YOUR OBJECTIVE ▸ Check each line of the entries for the string "arrow". Report only how many lines have it.

_ _ _ _ _

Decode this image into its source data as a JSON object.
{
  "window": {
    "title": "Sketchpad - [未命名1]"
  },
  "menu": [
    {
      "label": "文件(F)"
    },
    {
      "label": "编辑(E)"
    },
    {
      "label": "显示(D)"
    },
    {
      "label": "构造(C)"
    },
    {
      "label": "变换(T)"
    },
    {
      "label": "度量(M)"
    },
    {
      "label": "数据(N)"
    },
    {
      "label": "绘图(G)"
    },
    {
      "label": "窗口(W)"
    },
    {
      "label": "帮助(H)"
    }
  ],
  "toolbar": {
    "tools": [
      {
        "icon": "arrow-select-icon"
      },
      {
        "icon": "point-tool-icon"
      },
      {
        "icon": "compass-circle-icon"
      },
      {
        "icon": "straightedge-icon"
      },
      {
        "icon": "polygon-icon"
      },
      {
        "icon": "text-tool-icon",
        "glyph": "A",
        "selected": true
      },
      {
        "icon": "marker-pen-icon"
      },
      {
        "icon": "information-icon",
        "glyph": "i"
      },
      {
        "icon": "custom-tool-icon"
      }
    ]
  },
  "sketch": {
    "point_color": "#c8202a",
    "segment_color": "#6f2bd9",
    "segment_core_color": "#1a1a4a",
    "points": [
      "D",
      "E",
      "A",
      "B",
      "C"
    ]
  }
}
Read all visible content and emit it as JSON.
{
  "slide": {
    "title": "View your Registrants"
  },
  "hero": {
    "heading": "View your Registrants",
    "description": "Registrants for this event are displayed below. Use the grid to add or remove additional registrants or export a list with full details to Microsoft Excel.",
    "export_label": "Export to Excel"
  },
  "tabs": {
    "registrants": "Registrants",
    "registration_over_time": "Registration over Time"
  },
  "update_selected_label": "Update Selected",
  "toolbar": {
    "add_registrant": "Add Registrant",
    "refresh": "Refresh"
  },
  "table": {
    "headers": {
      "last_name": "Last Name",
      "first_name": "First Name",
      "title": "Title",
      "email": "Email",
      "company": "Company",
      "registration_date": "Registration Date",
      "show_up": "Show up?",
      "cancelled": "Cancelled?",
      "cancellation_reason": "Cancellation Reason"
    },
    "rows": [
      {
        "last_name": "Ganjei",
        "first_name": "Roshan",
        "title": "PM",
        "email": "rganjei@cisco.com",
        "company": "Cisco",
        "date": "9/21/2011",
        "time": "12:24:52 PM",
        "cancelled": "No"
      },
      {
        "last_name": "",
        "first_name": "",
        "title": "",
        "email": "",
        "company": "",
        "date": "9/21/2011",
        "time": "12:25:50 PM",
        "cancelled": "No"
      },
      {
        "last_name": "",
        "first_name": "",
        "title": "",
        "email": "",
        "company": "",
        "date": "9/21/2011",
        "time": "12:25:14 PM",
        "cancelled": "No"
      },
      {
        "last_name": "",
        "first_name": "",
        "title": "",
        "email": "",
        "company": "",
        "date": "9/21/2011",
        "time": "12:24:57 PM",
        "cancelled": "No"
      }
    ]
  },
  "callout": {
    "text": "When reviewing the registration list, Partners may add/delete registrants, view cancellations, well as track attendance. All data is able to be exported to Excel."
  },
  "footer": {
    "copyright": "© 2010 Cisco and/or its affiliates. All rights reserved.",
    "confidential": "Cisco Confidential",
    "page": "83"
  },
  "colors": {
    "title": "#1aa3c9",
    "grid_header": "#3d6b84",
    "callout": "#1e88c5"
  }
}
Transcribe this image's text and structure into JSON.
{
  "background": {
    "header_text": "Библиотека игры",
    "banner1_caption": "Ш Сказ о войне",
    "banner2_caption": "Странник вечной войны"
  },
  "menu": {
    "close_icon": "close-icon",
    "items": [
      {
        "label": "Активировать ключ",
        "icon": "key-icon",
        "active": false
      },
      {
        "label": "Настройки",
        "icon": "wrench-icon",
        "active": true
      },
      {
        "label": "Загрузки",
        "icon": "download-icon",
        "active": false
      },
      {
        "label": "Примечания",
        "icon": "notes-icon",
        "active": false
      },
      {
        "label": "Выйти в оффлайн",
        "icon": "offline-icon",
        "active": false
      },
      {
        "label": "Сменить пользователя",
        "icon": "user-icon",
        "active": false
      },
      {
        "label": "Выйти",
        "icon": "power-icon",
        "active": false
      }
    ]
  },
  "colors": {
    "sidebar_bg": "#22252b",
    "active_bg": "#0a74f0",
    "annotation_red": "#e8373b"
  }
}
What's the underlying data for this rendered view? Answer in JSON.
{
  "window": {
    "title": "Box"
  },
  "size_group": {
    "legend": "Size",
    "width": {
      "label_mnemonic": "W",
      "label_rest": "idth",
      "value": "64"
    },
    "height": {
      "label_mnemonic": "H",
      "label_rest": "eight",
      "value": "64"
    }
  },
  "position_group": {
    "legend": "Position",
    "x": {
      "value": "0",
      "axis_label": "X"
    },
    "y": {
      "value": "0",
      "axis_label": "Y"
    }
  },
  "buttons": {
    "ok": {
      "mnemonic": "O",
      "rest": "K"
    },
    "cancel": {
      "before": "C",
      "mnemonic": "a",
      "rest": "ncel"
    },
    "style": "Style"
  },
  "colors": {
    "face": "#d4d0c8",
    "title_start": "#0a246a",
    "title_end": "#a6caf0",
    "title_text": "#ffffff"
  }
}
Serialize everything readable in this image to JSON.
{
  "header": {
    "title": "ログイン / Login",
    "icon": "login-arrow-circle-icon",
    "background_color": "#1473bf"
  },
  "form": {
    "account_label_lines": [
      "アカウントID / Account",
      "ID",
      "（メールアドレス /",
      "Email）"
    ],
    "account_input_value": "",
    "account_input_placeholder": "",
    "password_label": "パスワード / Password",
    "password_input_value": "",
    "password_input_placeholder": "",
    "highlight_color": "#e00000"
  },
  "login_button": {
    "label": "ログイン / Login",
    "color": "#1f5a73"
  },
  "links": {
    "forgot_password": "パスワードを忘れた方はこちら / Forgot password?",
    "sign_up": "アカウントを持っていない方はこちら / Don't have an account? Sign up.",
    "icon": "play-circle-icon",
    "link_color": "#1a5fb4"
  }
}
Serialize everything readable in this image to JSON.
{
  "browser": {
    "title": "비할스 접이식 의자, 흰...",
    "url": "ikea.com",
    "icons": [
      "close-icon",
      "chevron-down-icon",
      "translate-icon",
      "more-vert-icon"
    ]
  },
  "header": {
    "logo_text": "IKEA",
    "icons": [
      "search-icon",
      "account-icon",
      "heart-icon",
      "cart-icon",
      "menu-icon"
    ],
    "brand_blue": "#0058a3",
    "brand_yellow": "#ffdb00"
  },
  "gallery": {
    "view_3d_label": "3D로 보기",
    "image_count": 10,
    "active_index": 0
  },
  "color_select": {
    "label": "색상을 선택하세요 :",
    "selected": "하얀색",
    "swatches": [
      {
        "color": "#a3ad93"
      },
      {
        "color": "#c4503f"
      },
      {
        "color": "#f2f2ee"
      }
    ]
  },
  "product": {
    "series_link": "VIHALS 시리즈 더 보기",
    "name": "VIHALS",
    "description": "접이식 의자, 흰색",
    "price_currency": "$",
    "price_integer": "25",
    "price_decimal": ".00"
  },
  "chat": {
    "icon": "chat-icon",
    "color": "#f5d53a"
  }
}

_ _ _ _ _

ANSWER SPACE ▸ 2